I can't think of any reason why this forum can't be helpful. There are numerous expert players here who are always happy to share advice, experience, chord charts, reference materials, etc. Such players as Omeboy come readily to mind. He's a regular contributor. with loads of great advice. There are many others, too.
All you have to do is ask a question or report on some specific problem, and you will receive more advice and possible solutions than you can imagine.
Without knowing just what chord problems you are currently having, I can only offer encouragement and welcome you to the four-string world.
Plectrum banjo is a lot of fun. I started on it almost 2 years ago (I started on 5 string many years ago and wanted to broaden my playing possibilities). Working between the plectrum tuning(C, G, B, D) and the classic 5 string tuning (g, C, G, B, D) makes it easier to learn the notes as well as the chords. A helpful website you might checkout is: jbott.com. There’s a ton of stuff there to help you along.
I was struggling with the bridge for a song called "Pencil Thin Moustache." It just didn't sound quite right, then I saw a video of it being played in concert. Almost the whole band sat it out while the vocalist sang it! And it was just Am, E7, Bm, F7 !!
Anyone here play Plectrum Banjo? Cello Banjo - 4? I’ve pretty much changed from 5-string to them, and now I’m battling all the darned chords. However, I do seem to be making some headway.
I’m hoping that this group will be helpful to my endeavors.

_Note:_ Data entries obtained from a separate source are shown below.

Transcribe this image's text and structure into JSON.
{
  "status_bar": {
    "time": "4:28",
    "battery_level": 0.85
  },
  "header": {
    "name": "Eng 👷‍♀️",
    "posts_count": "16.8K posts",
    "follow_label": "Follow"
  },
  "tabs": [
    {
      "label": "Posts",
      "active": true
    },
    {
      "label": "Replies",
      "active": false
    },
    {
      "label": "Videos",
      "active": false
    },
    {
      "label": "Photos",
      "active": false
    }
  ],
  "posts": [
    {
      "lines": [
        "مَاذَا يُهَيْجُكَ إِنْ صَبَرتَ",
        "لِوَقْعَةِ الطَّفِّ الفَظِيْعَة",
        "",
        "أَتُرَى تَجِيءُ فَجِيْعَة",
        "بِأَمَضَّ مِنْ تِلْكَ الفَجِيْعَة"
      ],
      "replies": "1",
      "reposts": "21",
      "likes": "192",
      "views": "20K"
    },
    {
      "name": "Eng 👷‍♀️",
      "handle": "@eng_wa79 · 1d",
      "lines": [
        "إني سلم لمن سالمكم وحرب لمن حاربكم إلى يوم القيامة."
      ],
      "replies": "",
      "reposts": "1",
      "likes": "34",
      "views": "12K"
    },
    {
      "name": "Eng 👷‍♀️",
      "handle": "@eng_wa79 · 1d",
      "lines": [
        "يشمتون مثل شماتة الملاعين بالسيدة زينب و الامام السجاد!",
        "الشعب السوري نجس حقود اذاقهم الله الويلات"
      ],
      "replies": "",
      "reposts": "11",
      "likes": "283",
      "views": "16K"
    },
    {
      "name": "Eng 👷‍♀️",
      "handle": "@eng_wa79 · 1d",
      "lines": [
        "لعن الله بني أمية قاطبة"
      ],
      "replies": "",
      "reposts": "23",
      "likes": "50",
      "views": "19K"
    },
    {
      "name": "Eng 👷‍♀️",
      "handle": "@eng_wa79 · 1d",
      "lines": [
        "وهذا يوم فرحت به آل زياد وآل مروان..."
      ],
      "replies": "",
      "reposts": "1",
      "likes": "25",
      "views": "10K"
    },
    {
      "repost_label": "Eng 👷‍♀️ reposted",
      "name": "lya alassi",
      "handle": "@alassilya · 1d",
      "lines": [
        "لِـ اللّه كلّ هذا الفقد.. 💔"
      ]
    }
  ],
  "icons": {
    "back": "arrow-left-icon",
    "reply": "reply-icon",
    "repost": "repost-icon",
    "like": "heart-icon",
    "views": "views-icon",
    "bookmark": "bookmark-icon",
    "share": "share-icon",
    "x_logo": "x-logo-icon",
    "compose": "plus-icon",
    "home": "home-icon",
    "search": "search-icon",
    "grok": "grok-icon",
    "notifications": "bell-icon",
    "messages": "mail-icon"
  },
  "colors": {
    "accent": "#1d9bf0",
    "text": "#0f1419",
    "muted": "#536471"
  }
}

The following excerpt is from my blog on "Learning The Plectrum Banjo." It will definitely help you with the chords and is the real key to understanding the neck:
"If you're ever going to make real progress on the plectrum, a good method book that explains how ALL chords are formed according to shape and the specific string that names the chord is absolutely essential. The old method that used to be the gold standard was Charles McNeil Chord System for Plectrum (Long Neck) Banjo.It was published back in the early Twenties and is now difficult to find. But the good news is, you can still see a copy of it on the Internet Archive. BHO member, Joel Hooks did some research and found it available here:archive.org/details/ChordSyste...umBanjo1. Just sign in and register to gain access to this great book. Study the section that explains the entire neck with regards to how all the chords are formed and named by the specific string that is responsible for naming that chord form (pages 21 & 22.) For example, you'll see forms for major, minor and seventh forms that are all named from the first string, another set for the second string and another set for the third string."
One thing I'll mention is that many if not most four string players hold the banjo neck at a higher angle than five string players do. I think it aids in changing chords and gives the left hand better mobility.
When you played the 5-string banjo, what tuning did you use? If it was g-C-G-B-D, it's basically the same as the most common plectrum tuning, which is also C-G-B-D, so the chord shapes are also exactly the same.
While the McNeil book is excellent and has much good information, I think many beginners would find it fairly daunting. I started with a Mel Bay chord book in 1965, and I still refer to it on occasion for an odd chord like a Cm7, a 9th or an 11th.
If you are just accompanying a singer or other lead, playing the harmony chords should be fairly easy to do. Melody chords are another thing altogether, and are much more difficult to master.
The other big difference between 4- and 5-string work is the right hand, which uses a flat pick instead of finger picks, and strums instead of picking. To me that would be the bigger challenge; chord shapes are easy to learn, strumming rhythms are much tougher to master, in my opinion.
In any event, good luck to you and stick with it --- we need more plectrum players around here! SETH
I started on the tenor in the '50s, went to 5-string in the '60s, and finally went to plectrum in 2000. When playing bluegrass on 5-string I played a lot of tunes in what they call drop C, which is standard plectrum tuning CGBD. So it helped me a lot figuring out the chord formations.
Well, all, I’m gettin’ along better now. I seem to be comin’ outta my dry spell.
I have switched from tabs to dots on my CGDA/GDAE instruments, and I’m doin’ better with ‘em. I’m playing mostly Celtic, Classical and Gospel with ‘em.
I have been playing my two 5 strings again too. I play them 2 finger, and I’m trying ta get usta finger picks for more loud. I had removed the 5th string on one, and I was playin’ plectrum banjo with it. But I’ll probably restring it today.
I removed the tuner and string from my GT 5 string Mini Travel banjo, and it’s now my mini plectrum banjo - works well.
I retuned my tenor banjolele to F,Bb,D,G which is 1.5 steps higher than D,G,B,E (Chicago). It sounds like a banjo now rather than a ukulele.